===== INPUT MATERIAL =====
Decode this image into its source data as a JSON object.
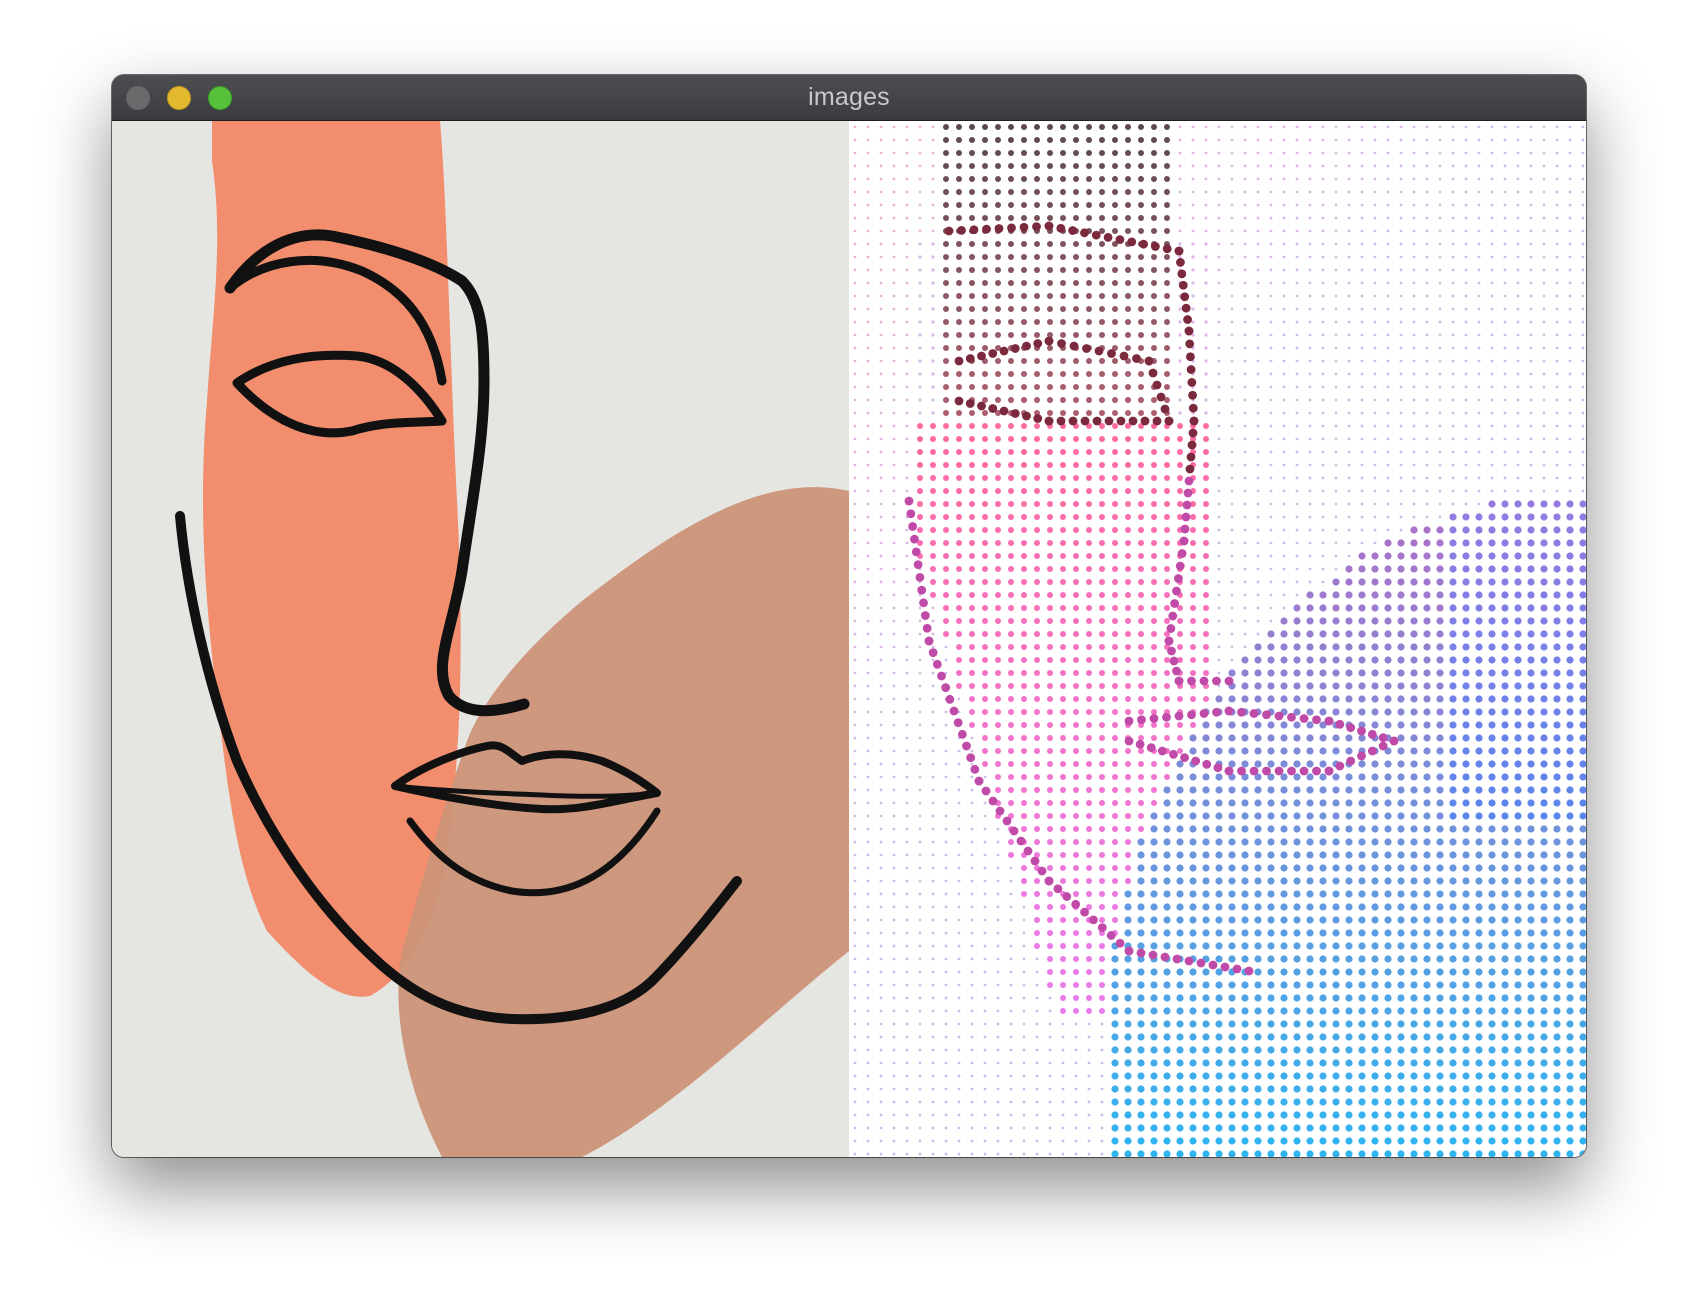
{
  "window": {
    "title": "images",
    "controls": {
      "close": "close-button",
      "minimize": "minimize-button",
      "zoom": "zoom-button"
    },
    "colors": {
      "close": "#6a6a6d",
      "minimize": "#e2b92f",
      "zoom": "#58c13b"
    }
  },
  "images": {
    "original": {
      "description_icon": "face-line-art",
      "background": "#e5e5e2",
      "shape_colors": [
        "#f28d6d",
        "#cc9378"
      ],
      "line_color": "#111111"
    },
    "halftone": {
      "description_icon": "halftone-dots",
      "background": "#ffffff",
      "dot_colors": [
        "#7a3c4a",
        "#ff5fa8",
        "#ee73f0",
        "#6a78ee",
        "#3bb8f0"
      ]
    }
  }
}
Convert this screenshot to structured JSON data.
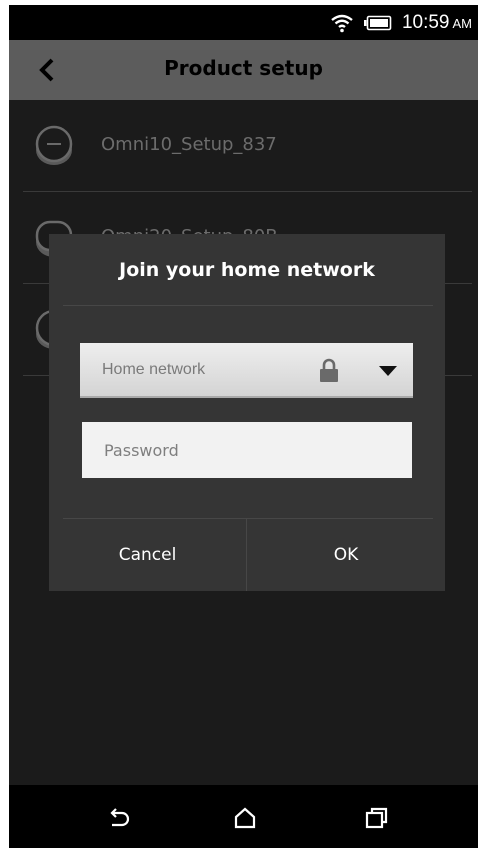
{
  "status_bar": {
    "time": "10:59",
    "ampm": "AM",
    "icons": [
      "wifi-icon",
      "battery-icon"
    ]
  },
  "app_bar": {
    "title": "Product setup",
    "back_icon": "chevron-left-icon"
  },
  "devices": [
    {
      "label": "Omni10_Setup_837",
      "icon": "speaker-icon"
    },
    {
      "label": "Omni20_Setup_80B",
      "icon": "speaker-icon"
    },
    {
      "label": "",
      "icon": "speaker-icon"
    }
  ],
  "dialog": {
    "title": "Join your home network",
    "network_select": {
      "value": "Home network",
      "lock_icon": "lock-icon",
      "dropdown_icon": "caret-down-icon"
    },
    "password": {
      "placeholder": "Password",
      "value": ""
    },
    "buttons": {
      "cancel": "Cancel",
      "ok": "OK"
    }
  },
  "nav_bar": {
    "icons": [
      "back-arrow-icon",
      "home-icon",
      "recents-icon"
    ]
  },
  "colors": {
    "app_bar": "#5c5c5c",
    "content_bg": "#1b1b1b",
    "dialog_bg": "#353535"
  }
}
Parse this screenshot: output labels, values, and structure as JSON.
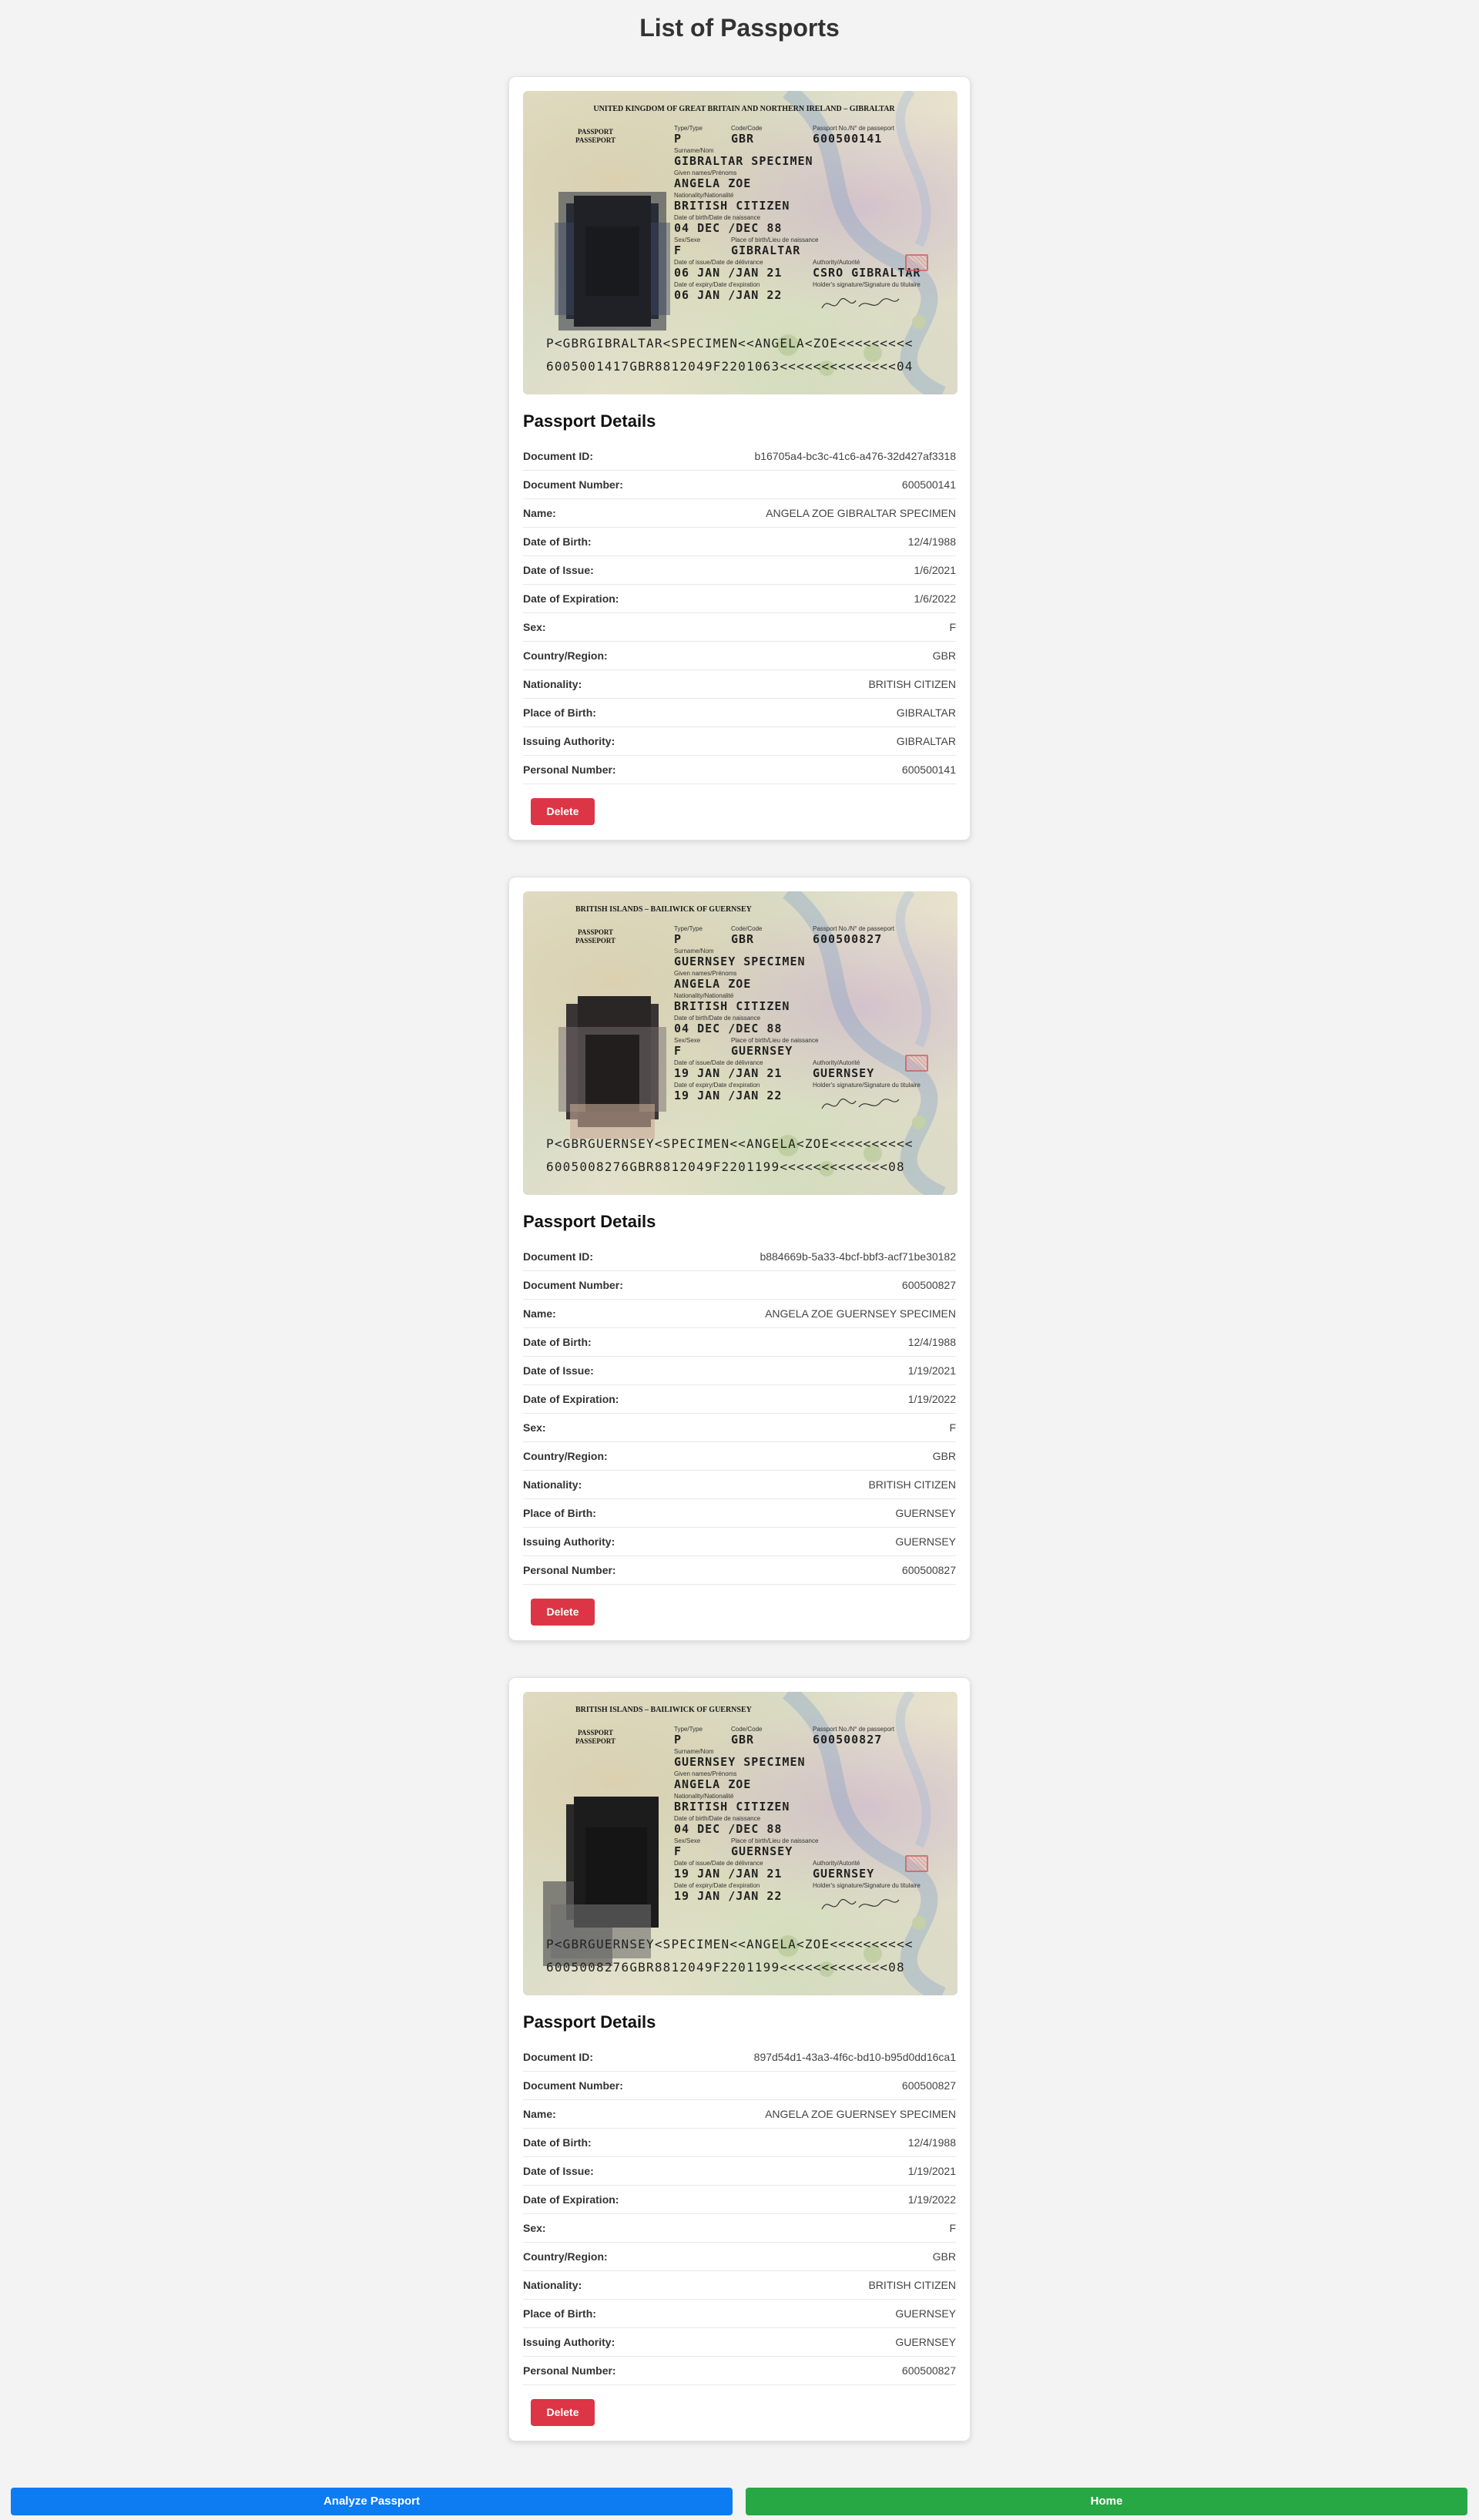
{
  "page": {
    "title": "List of Passports"
  },
  "labels": {
    "details_title": "Passport Details",
    "document_id": "Document ID:",
    "document_number": "Document Number:",
    "name": "Name:",
    "dob": "Date of Birth:",
    "doi": "Date of Issue:",
    "doe": "Date of Expiration:",
    "sex": "Sex:",
    "country": "Country/Region:",
    "nationality": "Nationality:",
    "pob": "Place of Birth:",
    "authority": "Issuing Authority:",
    "personal_number": "Personal Number:",
    "delete": "Delete"
  },
  "image_labels": {
    "passport": "PASSPORT",
    "passeport": "PASSEPORT",
    "type": "Type/Type",
    "code": "Code/Code",
    "passport_no": "Passport No./N° de passeport",
    "surname": "Surname/Nom",
    "given": "Given names/Prénoms",
    "nationality": "Nationality/Nationalité",
    "dob": "Date of birth/Date de naissance",
    "sex": "Sex/Sexe",
    "pob": "Place of birth/Lieu de naissance",
    "doi": "Date of issue/Date de délivrance",
    "authority": "Authority/Autorité",
    "doe": "Date of expiry/Date d'expiration",
    "holder_sig": "Holder's signature/Signature du titulaire"
  },
  "passports": [
    {
      "image": {
        "header": "UNITED KINGDOM OF GREAT BRITAIN AND NORTHERN IRELAND – GIBRALTAR",
        "type": "P",
        "code": "GBR",
        "number": "600500141",
        "surname": "GIBRALTAR SPECIMEN",
        "given": "ANGELA ZOE",
        "nationality": "BRITISH CITIZEN",
        "dob": "04 DEC /DEC  88",
        "sex": "F",
        "pob": "GIBRALTAR",
        "doi": "06 JAN /JAN  21",
        "authority": "CSRO GIBRALTAR",
        "doe": "06 JAN /JAN  22",
        "mrz1": "P<GBRGIBRALTAR<SPECIMEN<<ANGELA<ZOE<<<<<<<<<",
        "mrz2": "6005001417GBR8812049F2201063<<<<<<<<<<<<<<04"
      },
      "details": {
        "document_id": "b16705a4-bc3c-41c6-a476-32d427af3318",
        "document_number": "600500141",
        "name": "ANGELA ZOE GIBRALTAR SPECIMEN",
        "dob": "12/4/1988",
        "doi": "1/6/2021",
        "doe": "1/6/2022",
        "sex": "F",
        "country": "GBR",
        "nationality": "BRITISH CITIZEN",
        "pob": "GIBRALTAR",
        "authority": "GIBRALTAR",
        "personal_number": "600500141"
      }
    },
    {
      "image": {
        "header": "BRITISH ISLANDS – BAILIWICK OF GUERNSEY",
        "type": "P",
        "code": "GBR",
        "number": "600500827",
        "surname": "GUERNSEY SPECIMEN",
        "given": "ANGELA ZOE",
        "nationality": "BRITISH CITIZEN",
        "dob": "04 DEC /DEC  88",
        "sex": "F",
        "pob": "GUERNSEY",
        "doi": "19 JAN /JAN  21",
        "authority": "GUERNSEY",
        "doe": "19 JAN /JAN  22",
        "mrz1": "P<GBRGUERNSEY<SPECIMEN<<ANGELA<ZOE<<<<<<<<<<",
        "mrz2": "6005008276GBR8812049F2201199<<<<<<<<<<<<<08"
      },
      "details": {
        "document_id": "b884669b-5a33-4bcf-bbf3-acf71be30182",
        "document_number": "600500827",
        "name": "ANGELA ZOE GUERNSEY SPECIMEN",
        "dob": "12/4/1988",
        "doi": "1/19/2021",
        "doe": "1/19/2022",
        "sex": "F",
        "country": "GBR",
        "nationality": "BRITISH CITIZEN",
        "pob": "GUERNSEY",
        "authority": "GUERNSEY",
        "personal_number": "600500827"
      }
    },
    {
      "image": {
        "header": "BRITISH ISLANDS – BAILIWICK OF GUERNSEY",
        "type": "P",
        "code": "GBR",
        "number": "600500827",
        "surname": "GUERNSEY SPECIMEN",
        "given": "ANGELA ZOE",
        "nationality": "BRITISH CITIZEN",
        "dob": "04 DEC /DEC  88",
        "sex": "F",
        "pob": "GUERNSEY",
        "doi": "19 JAN /JAN  21",
        "authority": "GUERNSEY",
        "doe": "19 JAN /JAN  22",
        "mrz1": "P<GBRGUERNSEY<SPECIMEN<<ANGELA<ZOE<<<<<<<<<<",
        "mrz2": "6005008276GBR8812049F2201199<<<<<<<<<<<<<08"
      },
      "details": {
        "document_id": "897d54d1-43a3-4f6c-bd10-b95d0dd16ca1",
        "document_number": "600500827",
        "name": "ANGELA ZOE GUERNSEY SPECIMEN",
        "dob": "12/4/1988",
        "doi": "1/19/2021",
        "doe": "1/19/2022",
        "sex": "F",
        "country": "GBR",
        "nationality": "BRITISH CITIZEN",
        "pob": "GUERNSEY",
        "authority": "GUERNSEY",
        "personal_number": "600500827"
      }
    }
  ],
  "buttons": {
    "analyze": "Analyze Passport",
    "home": "Home"
  },
  "colors": {
    "delete": "#dc3545",
    "analyze": "#0d7bf2",
    "home": "#28a745"
  }
}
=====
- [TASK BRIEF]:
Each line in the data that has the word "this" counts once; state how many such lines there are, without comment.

- [SOLUTION]:
3